University of Calgary

Royal recognition

UToday HomeDecember 17, 2012

By Betty Rice

Professor Yvonne Hebert proudly wears her Jubilee Medal, awarded for her work with the francophone community in Alberta. Photo by Betty RiceProfessor Yvonne Hebert proudly wears her Jubilee Medal, awarded for her work with the francophone community in Alberta. Photo by Betty Rice

Each year, senior Government of Canada officials are given the privilege of presenting medals to outstanding Canadians on behalf of Queen Elizabeth II. Recipients of the medals include long-time volunteers, community leaders or other prominent personalities.

This year, to mark the 60th anniversary of the queen’s accession to the throne, a special commemorative medal was created and named the Queen Elizabeth II Diamond Jubilee Medal.

Yvonne Hebert, professor emeritus in the Faculty of Education, proudly sports one on her lapel. The Diamond Jubilee award was presented to Hebert by Alberta Senator Claudette Tardif at a special ceremony in Edmonton on October 13. In a letter from Senator Tardif, Hebert was recognized “for her outstanding contribution to Calgary’s francophone community in many areas.”

During the ceremony, Senator Tardif remarked: “It is my great honour and privilege to recognize these individuals for their outstanding and ongoing dedication to the development and vitality of Alberta’s francophone communities. Strong and vibrant communities grow through the sustained efforts of those committed to the vitality of the francophone community in Alberta.”

Hebert was joined by 19 other Albertans from the Franco-Alberta community. The Association Canadienne-française de l’Alberta’s (ACFA) formed a nomination committee to assist the senator in selecting the recipients. The medal recipients came from across Alberta, and have distinguished themselves by their exemplary contributions in education, arts and culture, immigration, and community service. The awards took place as part of the ACFA’s annual Gala de Reconnaissance (recognition).

Hebert also received the Roger Motut award in 2010 for her writings, which was awarded to her by the provincial francophone association.

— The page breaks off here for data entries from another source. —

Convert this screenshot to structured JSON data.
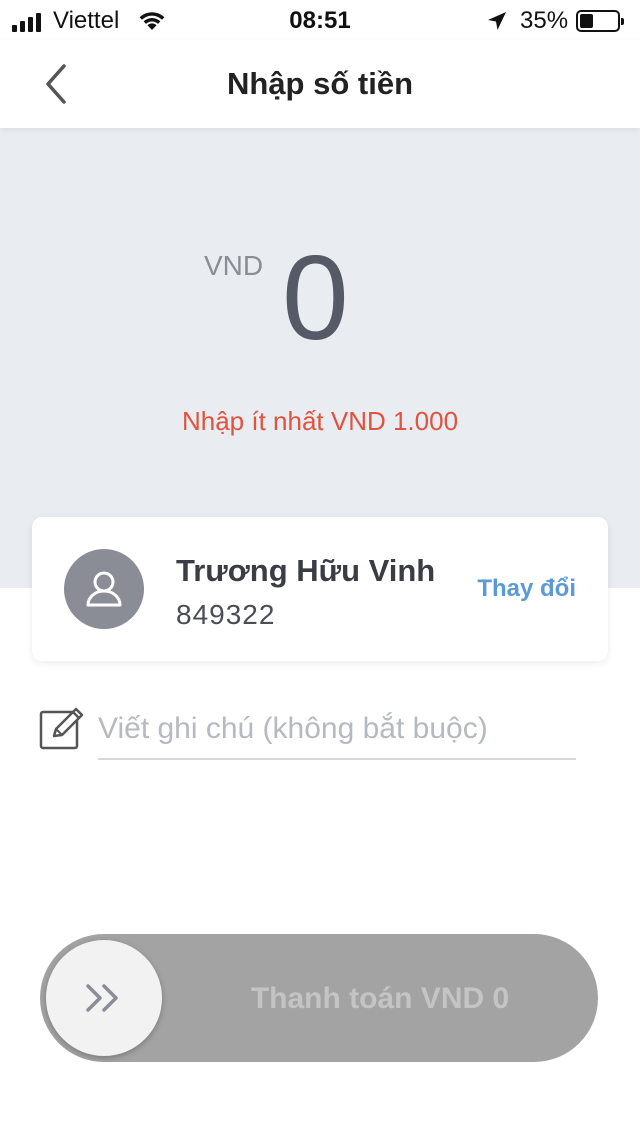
{
  "status_bar": {
    "carrier": "Viettel",
    "time": "08:51",
    "battery_percent": "35%",
    "battery_level": 0.35
  },
  "header": {
    "title": "Nhập số tiền",
    "back_icon": "chevron-left-icon"
  },
  "amount": {
    "currency": "VND",
    "value": "0",
    "min_warning": "Nhập ít nhất VND 1.000"
  },
  "recipient": {
    "name": "Trương Hữu Vinh",
    "phone": "849322",
    "change_label": "Thay đổi",
    "avatar_icon": "user-icon"
  },
  "note": {
    "placeholder": "Viết ghi chú (không bắt buộc)",
    "value": "",
    "icon": "edit-note-icon"
  },
  "pay_button": {
    "label": "Thanh toán VND 0",
    "knob_icon": "double-chevron-right-icon"
  },
  "colors": {
    "panel_bg": "#e9ecf1",
    "warning": "#e0533e",
    "link": "#5a9ad6",
    "slider_bg": "#a3a3a3"
  }
}
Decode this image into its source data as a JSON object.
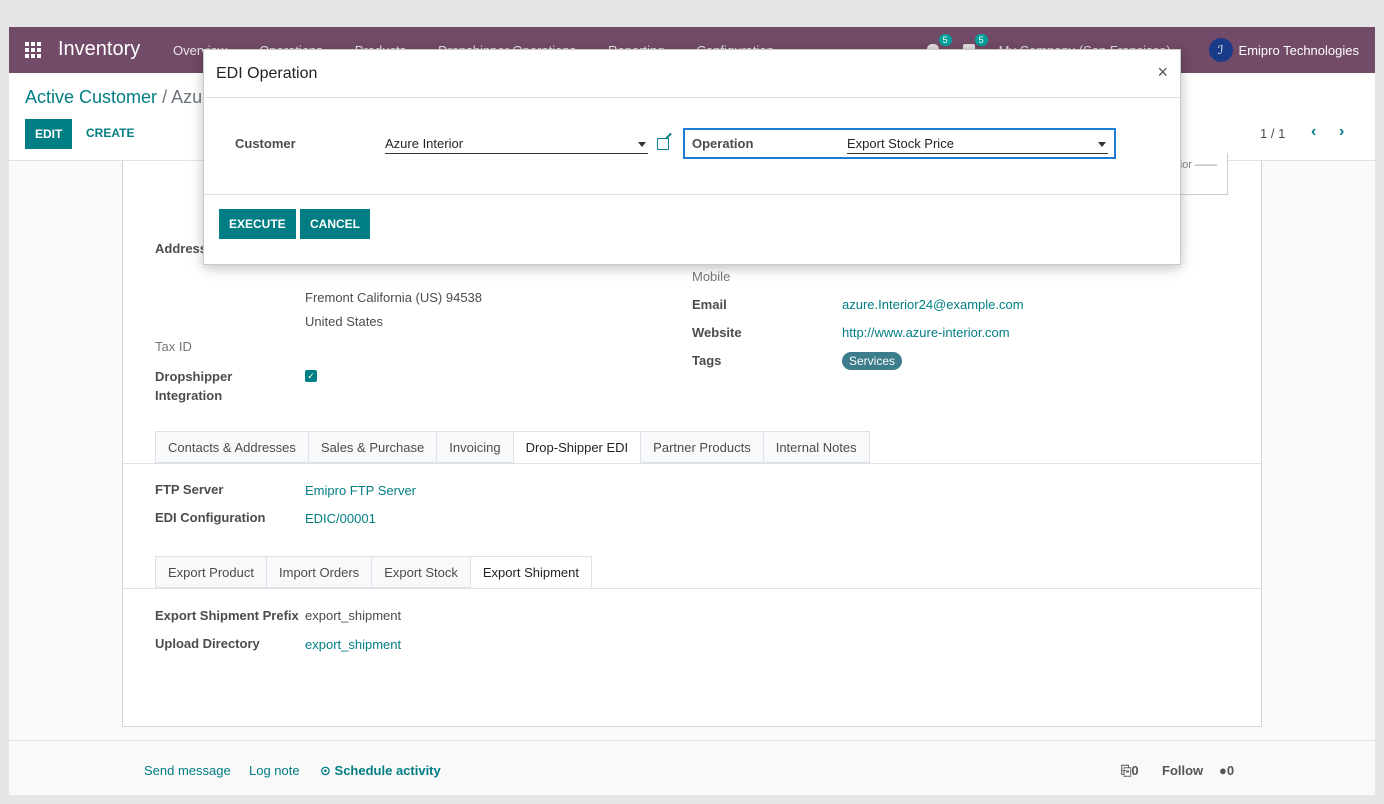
{
  "navbar": {
    "app_name": "Inventory",
    "menus": [
      "Overview",
      "Operations",
      "Products",
      "Dropshipper Operations",
      "Reporting",
      "Configuration"
    ],
    "messages_count": "5",
    "activities_count": "5",
    "company": "My Company (San Francisco)",
    "user": "Emipro Technologies"
  },
  "control_panel": {
    "breadcrumb_parent": "Active Customer",
    "breadcrumb_separator": "/",
    "breadcrumb_current": "Azu",
    "edit_label": "EDIT",
    "create_label": "CREATE",
    "pager": "1 / 1"
  },
  "form": {
    "stamp_text": "erior",
    "address_label": "Address",
    "address_line1": "Fremont  California (US)  94538",
    "address_line2": "United States",
    "tax_id_label": "Tax ID",
    "dropshipper_label_1": "Dropshipper",
    "dropshipper_label_2": "Integration",
    "mobile_label": "Mobile",
    "email_label": "Email",
    "email_value": "azure.Interior24@example.com",
    "website_label": "Website",
    "website_value": "http://www.azure-interior.com",
    "tags_label": "Tags",
    "tag_value": "Services",
    "tabs": [
      "Contacts & Addresses",
      "Sales & Purchase",
      "Invoicing",
      "Drop-Shipper EDI",
      "Partner Products",
      "Internal Notes"
    ],
    "ftp_label": "FTP Server",
    "ftp_value": "Emipro FTP Server",
    "edi_config_label": "EDI Configuration",
    "edi_config_value": "EDIC/00001",
    "subtabs": [
      "Export Product",
      "Import Orders",
      "Export Stock",
      "Export Shipment"
    ],
    "prefix_label": "Export Shipment Prefix",
    "prefix_value": "export_shipment",
    "upload_label": "Upload Directory",
    "upload_value": "export_shipment"
  },
  "chatter": {
    "send_message": "Send message",
    "log_note": "Log note",
    "schedule_activity": "Schedule activity",
    "attachments": "0",
    "follow": "Follow",
    "followers": "0"
  },
  "modal": {
    "title": "EDI Operation",
    "close": "×",
    "customer_label": "Customer",
    "customer_value": "Azure Interior",
    "operation_label": "Operation",
    "operation_value": "Export Stock Price",
    "execute_label": "EXECUTE",
    "cancel_label": "CANCEL"
  },
  "colors": {
    "navbar": "#714b67",
    "accent": "#017e84",
    "focus": "#1f7bd1"
  }
}
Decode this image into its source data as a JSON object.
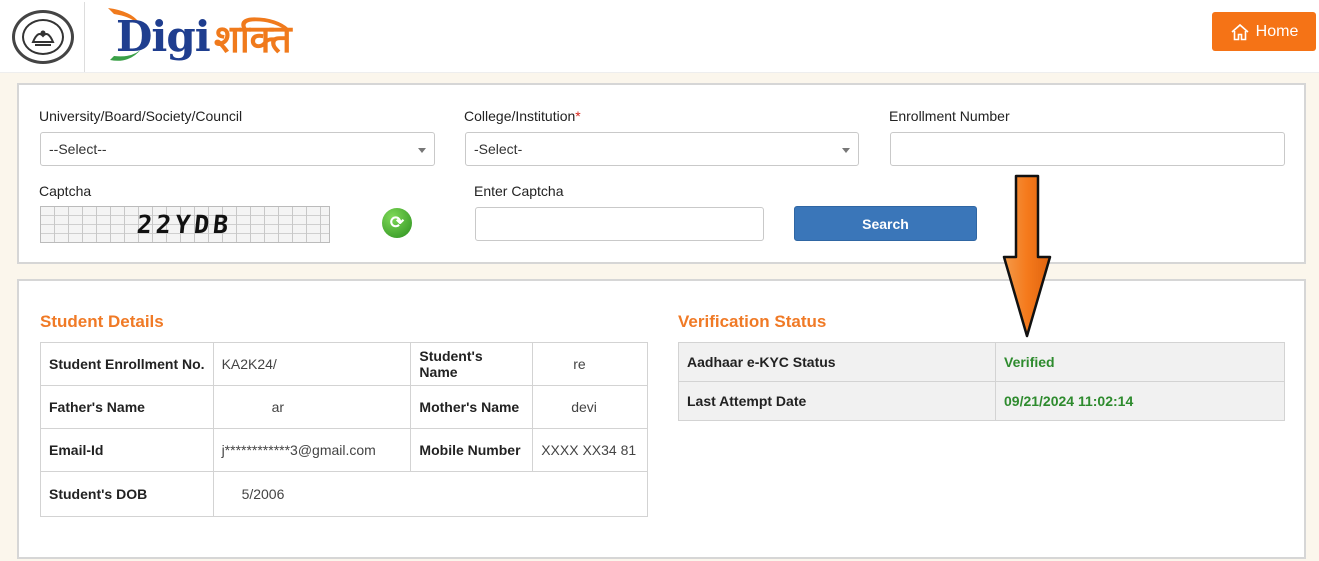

“This medal builds upon that previous award and reflects very positively upon the Faculty of Education,” says Hebert. “It is not possible to contribute to community life via research, writings, and publications, without a congenial, supportive academic community.”